Tag Archives: baseball

Protectiion From Traumatic Brain Injuries

Long View: Play It Safe to Help Avoid Traumatic Brain Injuries

Many years ago, I really looked forward to our high school homecoming. Looking back, we were involved in a number of hazardous activities, but at the time, they were the norm.

We pressed in around an enormous bonfire with little or no supervision. We rode on the back deck of a convertible, and sometimes the driver would tap on the gas just to give us a thrill. We consumed enormous quantities of high-fat, high-sodium foods – no wait, we did that all year. And to top it off, most of these activities were at school, which could have been full of asbestos. Our hard-charging football team was known for its defensive rushing, and the crack of the helmets could be heard above the roar of the crowd.

Traumatic brain injuries can be caused by injuries from all kinds of sports, especially the high-impact ones, like soccer, boxing, football, baseball, lacrosse, skateboarding, and hockey, particularly in youth.

Cognitive symptoms can include:

  • Memory or concentration problems
  • Mood changes or mood swings
  • Feeling depressed or anxious

And that’s just the tip of the iceberg.

“The long-term impact of all types of traumatic brain injuries is an area that is receiving a lot more attention and research,” Dr. Jim Burke, a senior medical director at Health Alliance, told me. “The key focus now should be on prevention and treatment options for current patients with this diagnosis.”

Bob Slesinski works in Purchasing at Carle Foundation Hospital. One of his passions for the last 20 years has been coaching high school basketball teams.
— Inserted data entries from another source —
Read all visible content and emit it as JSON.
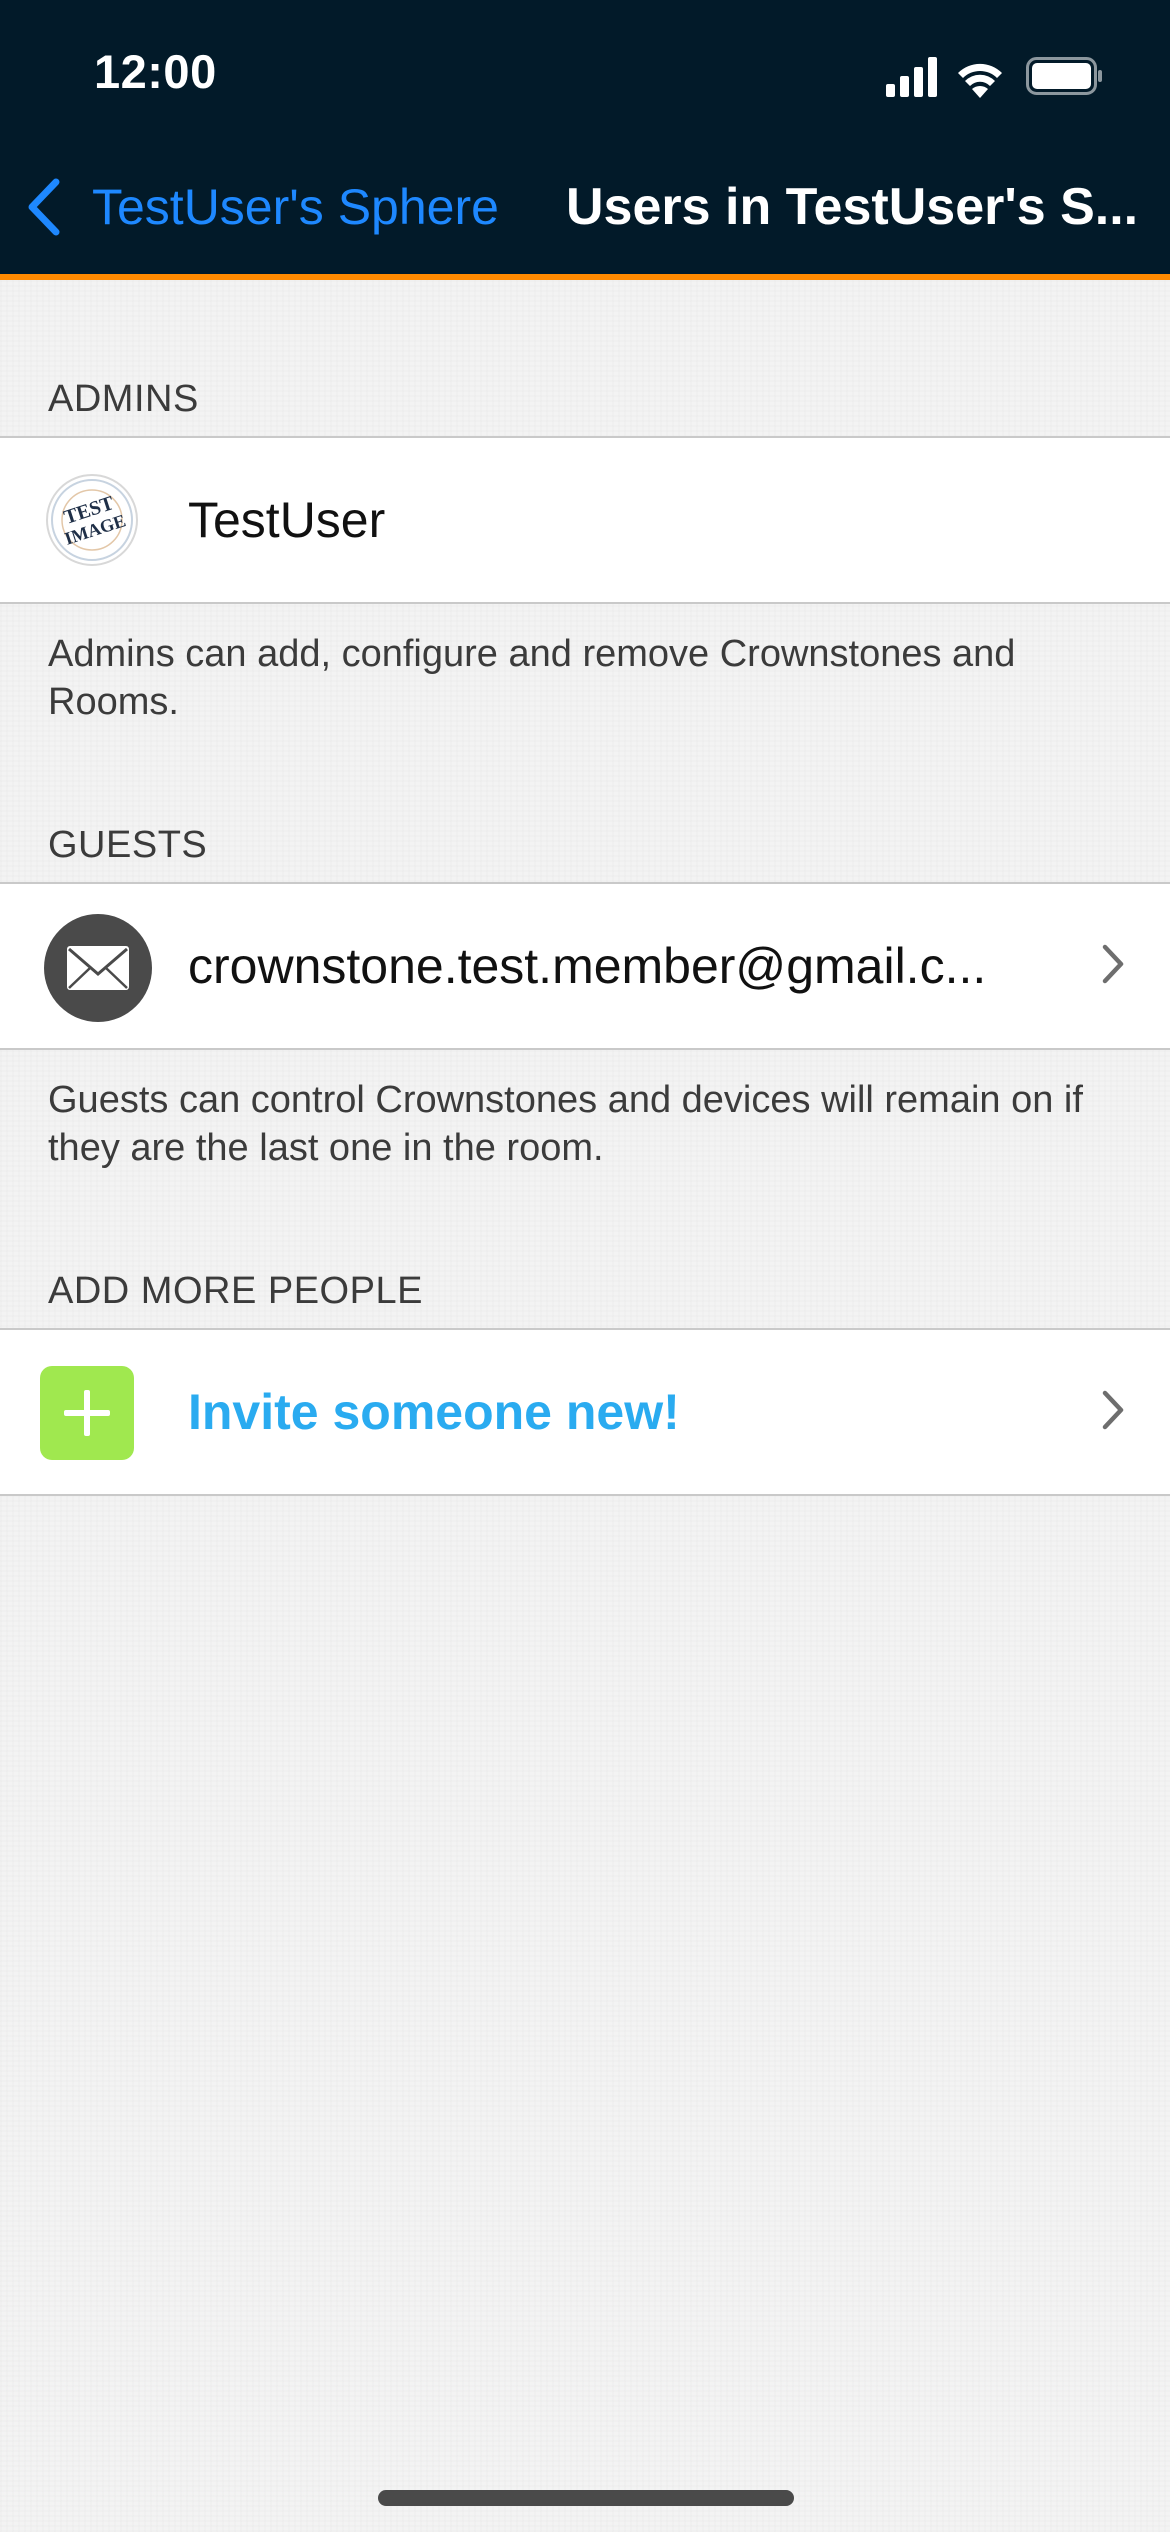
{
  "status_bar": {
    "time": "12:00"
  },
  "nav": {
    "back_label": "TestUser's Sphere",
    "title": "Users in TestUser's S..."
  },
  "sections": {
    "admins": {
      "header": "ADMINS",
      "users": [
        {
          "name": "TestUser",
          "avatar": "test-image-avatar"
        }
      ],
      "footer": "Admins can add, configure and remove Crownstones and Rooms."
    },
    "guests": {
      "header": "GUESTS",
      "users": [
        {
          "name": "crownstone.test.member@gmail.c...",
          "avatar": "envelope-icon"
        }
      ],
      "footer": "Guests can control Crownstones and devices will remain on if they are the last one in the room."
    },
    "add_people": {
      "header": "ADD MORE PEOPLE",
      "invite_label": "Invite someone new!"
    }
  },
  "avatar_text": {
    "line1": "TEST",
    "line2": "IMAGE"
  },
  "colors": {
    "header_bg": "#021a29",
    "accent": "#ff8a00",
    "link_blue": "#1e88ff",
    "invite_blue": "#2aabf0",
    "add_green": "#a0e84f"
  },
  "icons": {
    "back": "chevron-left-icon",
    "chevron": "chevron-right-icon",
    "signal": "cellular-signal-icon",
    "wifi": "wifi-icon",
    "battery": "battery-icon",
    "add": "plus-icon",
    "mail": "envelope-icon"
  }
}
“Attitudes have changed since we were playing basketball in high school,” he said. “With prevailing research, we are much more attuned to the symptoms of traumatic brain injuries, and it seems proceeding with caution will be the best course.”

“Carle Foundation offers a seminar for area coaches that helps us be more aware of methods to avoid traumatic brain injuries and gives us useful tips on what to do when we suspect there has been a concussion during a game or practice.”

As usual, the more you learn, the more you know. It was once common not to wear seatbelts, too. It’s hard to believe that was the norm at one time.

Patrick Harness is a community liaison with a long history of experience in health insurance. If you ask him to pick a color, he always chooses orange, and he is known for his inability to parallel park.]

Best Sports for Asthma

Athletic with Asthma

You can’t keep your kids with asthma from being active, but you can help them choose the right activities.

While football can be a rough sport, it is actually one of the best sports for those with asthma. The many breaks between downs let you rest and can reduce the chances of an attack.

Former Pittsburgh Steeler Jerome Bettis is one of the greatest running backs of all time. He was diagnosed with asthma at 15, after passing out at a high school football practice. He went on to play for the Fighting Irish at Notre Dame, then in the NFL for 13 seasons. He was named NFL Rookie of the Year and won a Super Bowl in 2006.

A recent study found that walking 3 times a week for 3 weeks improved asthma control, and overall fitness.

Yoga is great for asthma because it requires good breath control. One study found that some who did yoga 2.5 hour a week for 10 weeks could cut down on their meds.

Baseball’s spurts of running with plenty of down time gives kids exercise without raising their breathing rate for too long, making it great for asthma sufferers.

Golf, with its delayed activity, is good if you struggle catching your breath, and the focus it requires is great for your mind. Just beware of outdoor allergens!

Tennis and other racquet sports let you exercise with regular rests and water breaks.

Swimming is the ideal activity for those with asthma because you breathe in warm wet air the whole time, and being horizontal can help loosen and clear your lungs.

As a kid, Amy Van Dyken’s couldn’t even climb a flight of stairs because her asthma was so bad. At just 6 years old, she took up swimming when her doctor told her breathing humid air might help her lungs. Swimming was hard at first, but with the help of her meds and support from her family and friends, Amy swam her way to 4 gold medals at the Athens Olympics and another 2 at Sydney’s.

The important thing to remember though is that your asthma should never hold you back from going after your dreams.

Look at Jackie Joyner-Kersee, who broke into track-and-field star, even though she had asthma. She is a four-time Olympian with 3 gold medals. She was diagnosed as a freshman at the University of California-Los Angeles (UCLA). In an interview with Sports Illustrated, she said, “I finally learned I had to respect asthma as much as I would an opponent.”

Knowing your triggers, using your meds and action plan, and working with your doctor can make amazing things possible.